  10. Redd

    Redd New Member

    Messages:
    790
    State:
    Southeast Kansas
    I'd have to agree with this guy. Some nests I'm sure were washed away, but I doubt the underwater current is as strong as it is on the surface. And where is it they spawn? In holes and log jams. Somewhere with cover. And if it's dense enough, the nests should be fine. This is just my thoughts on the subject, so I could be completely wrong. There ought to be some kinda statistics somewhere out there...

    -Red
     
  11. WylieCat

    WylieCat Well-Known Member

    Messages:
    7,168
    State:
    NC
    Great question, and something I ALWAYS wonder everytime I see flooding on TV. I am sure part of the reason fish move shallow to spawn is to minimize this impact, but a 50 or 100 year flood will impact them no matter how shallow they go.
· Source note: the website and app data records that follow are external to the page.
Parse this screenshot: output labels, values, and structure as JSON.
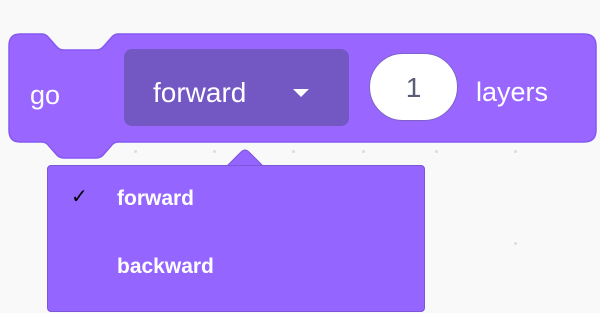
{
  "block": {
    "prefix": "go",
    "dropdown_value": "forward",
    "number_value": "1",
    "suffix": "layers",
    "color": "#9966ff",
    "field_color": "#7358c4"
  },
  "menu": {
    "check_mark": "✓",
    "items": [
      {
        "label": "forward",
        "selected": true
      },
      {
        "label": "backward",
        "selected": false
      }
    ]
  },
  "icons": {
    "dropdown": "caret-down-icon",
    "selected": "checkmark-icon"
  }
}
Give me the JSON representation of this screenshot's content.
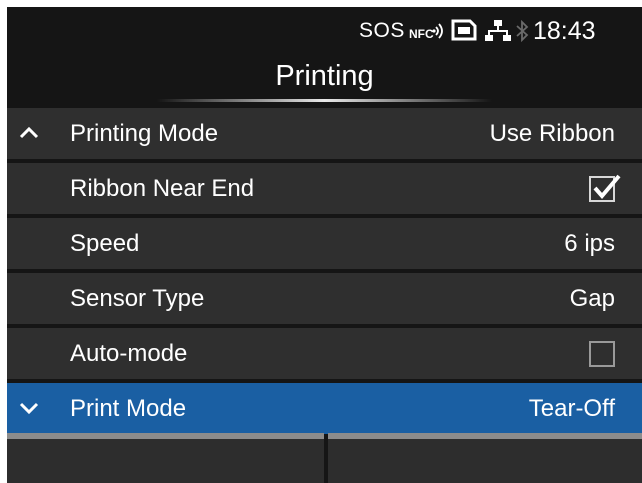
{
  "status_bar": {
    "sos": "SOS",
    "icons": [
      "nfc-icon",
      "sd-card-icon",
      "lan-icon",
      "bluetooth-icon"
    ],
    "time": "18:43"
  },
  "title": "Printing",
  "rows": [
    {
      "label": "Printing Mode",
      "value": "Use Ribbon",
      "scroll_icon": "chevron-up-icon"
    },
    {
      "label": "Ribbon Near End",
      "checkbox": true
    },
    {
      "label": "Speed",
      "value": "6 ips"
    },
    {
      "label": "Sensor Type",
      "value": "Gap"
    },
    {
      "label": "Auto-mode",
      "checkbox": false
    },
    {
      "label": "Print Mode",
      "value": "Tear-Off",
      "scroll_icon": "chevron-down-icon",
      "selected": true
    }
  ],
  "softkeys": {
    "left": "",
    "right": ""
  },
  "colors": {
    "background": "#151515",
    "row": "#2f2f2f",
    "selected": "#1a5fa3",
    "text": "#ffffff"
  }
}
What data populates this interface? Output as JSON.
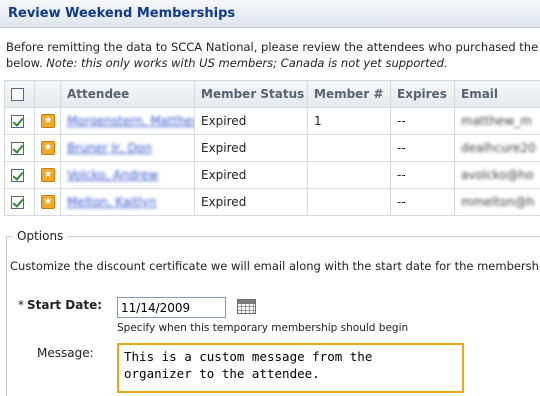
{
  "header": {
    "title": "Review Weekend Memberships"
  },
  "intro": {
    "text": "Before remitting the data to SCCA National, please review the attendees who purchased the invent",
    "line2_plain": "below. ",
    "line2_note": "Note: this only works with US members; Canada is not yet supported."
  },
  "table": {
    "columns": [
      "",
      "",
      "Attendee",
      "Member Status",
      "Member #",
      "Expires",
      "Email"
    ],
    "rows": [
      {
        "checked": true,
        "attendee": "Morgenstern, Matthew",
        "status": "Expired",
        "member_no": "1",
        "expires": "--",
        "email": "matthew_m"
      },
      {
        "checked": true,
        "attendee": "Bruner Jr, Don",
        "status": "Expired",
        "member_no": "",
        "expires": "--",
        "email": "dealhcure20"
      },
      {
        "checked": true,
        "attendee": "Volcko, Andrew",
        "status": "Expired",
        "member_no": "",
        "expires": "--",
        "email": "avolcko@ho"
      },
      {
        "checked": true,
        "attendee": "Melton, Kaitlyn",
        "status": "Expired",
        "member_no": "",
        "expires": "--",
        "email": "mmelton@h"
      }
    ]
  },
  "options": {
    "legend": "Options",
    "description": "Customize the discount certificate we will email along with the start date for the memberships.",
    "start_date": {
      "required_mark": "*",
      "label": "Start Date:",
      "value": "11/14/2009",
      "hint": "Specify when this temporary membership should begin"
    },
    "message": {
      "label": "Message:",
      "value": "This is a custom message from the\norganizer to the attendee."
    }
  },
  "colors": {
    "title": "#0f3b86",
    "accent_border": "#e8a817",
    "link": "#3355cc"
  }
}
    I bet it is safe to say that an entire year class of fish can be wiped out by floods like this.
     
  12. 8898dan

    8898dan New Member

    Messages:
    74
    State:
    Arkansas
    Jeff
    I am going to assume youre talking about the Arkansas River up there in Wichita right? I live in central Arkansas and fish the same river down here a lot. What I've found is most of the flatheads move into feeder streams to spawn down here and since the river is up about 20 ft, these rivers and creeks are all back up with NO current at all, so I'm not worried about the nests.
     
  13. neal

    neal New Member

    Messages:
    75
    State:
    ky.
    My opinion of a river in flood stage is ,that the bottom terrain changes greatly from debris, silt and the increased speed of the water. Once the water gets above the rivers banks,the speed of the water levels off or even slows,because the water is now flowing in more than one direction. Now in the case that was mentioned above were the river is backed up and no current. Backed up water builds pressure against what ever is blocking it's path of flow,log jam or other type of debis. Enough pressure and the blockage gets forced out of the way of the backed up water. now you have real high speed water rushing down river moving everything in it's path!!! I do not think that the bottom terrain would be the same for some time.Catfish nests and everything on the bottom of the river would be distrubed.:0a17: